- Open an alcohol swab packet and take out the swab. This is a cotton pad soaked in alcohol to clean a patch of skin before an injection.
- If a carer is giving you the injection, they need to put on an apron and gloves.
- Use the alcohol swab to clean the skin where you plan to inject yourself. Let this area dry for 15 to 30 seconds.
- Take the plastic cover off the needle. Hold the syringe between your thumb and the finger next to it (index finger) of the hand that you write with. This is a similar position to holding a dart.
- With your free hand, gently pinch the skin of the area that you have chosen to inject. This raises the layer of tissue under your skin. If you can pinch 5cm (2 inches) of skin, insert the needle at a 90 degree angle to your tummy. If you can only pinch 2.5cm (1 inch) of skin, insert the needle at a 45 degree angle.
- When you have inserted the needle completely, slowly push the plunger down as far as it will go. Hold it there for at least 10 seconds to make sure that you have injected everything in the syringe.
After having the injection
- Remove the needle and put gentle pressure on the injection site with a gauze swab. This is a cotton pad for cleaning a patch of skin, including any leakage, after an injection. Do not massage the area.
- Cover the injection site with a plaster, if needed.
- Do not put the needle back into the needle cover.

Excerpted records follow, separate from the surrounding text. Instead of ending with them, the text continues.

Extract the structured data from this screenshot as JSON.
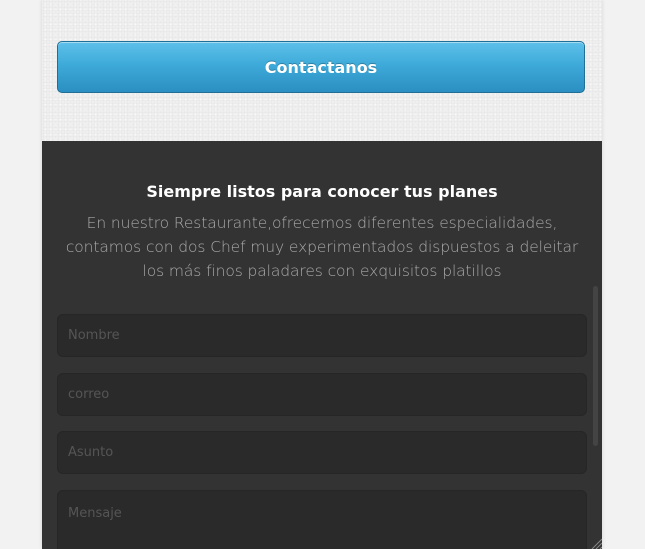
{
  "top": {
    "contact_button_label": "Contactanos"
  },
  "contact_section": {
    "title": "Siempre listos para conocer tus planes",
    "description": "En nuestro Restaurante,ofrecemos diferentes especialidades, contamos con dos Chef muy experimentados dispuestos a deleitar los más finos paladares con exquisitos platillos",
    "form": {
      "nombre_placeholder": "Nombre",
      "correo_placeholder": "correo",
      "asunto_placeholder": "Asunto",
      "mensaje_placeholder": "Mensaje"
    }
  },
  "colors": {
    "button_accent": "#3eaad9",
    "dark_background": "#333333",
    "page_background": "#f2f2f2"
  },
  "icons": {
    "resize_handle": "resize-grip-icon"
  }
}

- Put the used needle and syringe into the yellow sharps bin with a purple lid. When you have filled this to the line on the bin, close the lid. Return the bin to the hospital at your next visit or contact your local council to arrange collection.
- Wash your hands thoroughly with soap and water again, and dry them.
Areas where you can inject under the skin
You can inject denosumab into:
- any area of your tummy (abdomen) that is about 2 to 5cm away from your belly button
- your outer left or right thigh
It is best to inject into a fatty area where you can pinch at least 2.5cm (1 inch) of skin.
Do not inject the medicine into skin that is broken, hardened, inflamed, swollen, bruised or damaged from a previous injection. If you are not sure, choose a different site or ask your nurse for advice.
Changing (rotating) your injection site
If you inject into the same area too many times, fatty lumps can appear on the surface of your skin. This can make injections more difficult and painful.
To avoid this problem, choose a different place (site) and area of skin for each injection. You can inject bortezomib into your tummy (abdomen) or outer thighs.
It is important to:
- take it in turns to inject into the left and right sides of your tummy or outer left and right thigh
- choose a different area of skin each time
- keep each new injection spot at least 2.5cm (1 inch) away from the previous injection site
The following diagram shows how to rotate your injection site between different areas of the body.
You can download and print the following PDF document or ask staff in the chemotherapy day unit for a paper copy. This document has a table for you to record the site that you use for each injection. Please bring the completed document to your next hospital appointment.
If you miss a denosumab injection
Contact us for urgent advice if:
you miss a prescribed amount (dose) of denosumab for any reason. Your clinical nurse specialist or the chemotherapy day unit can explain what to do.
If you want to stop giving yourself injections
If you want to stop giving yourself injections or there are reasons why this becomes unsafe, contact your clinical nurse specialist or the chemotherapy day unit.
You can start having treatment again in the chemotherapy day unit. A nurse here can give you the injections instead if this suits you better.
You need to return any unused denosumab bottles to the chemotherapy day unit. We can then dispose of them safely.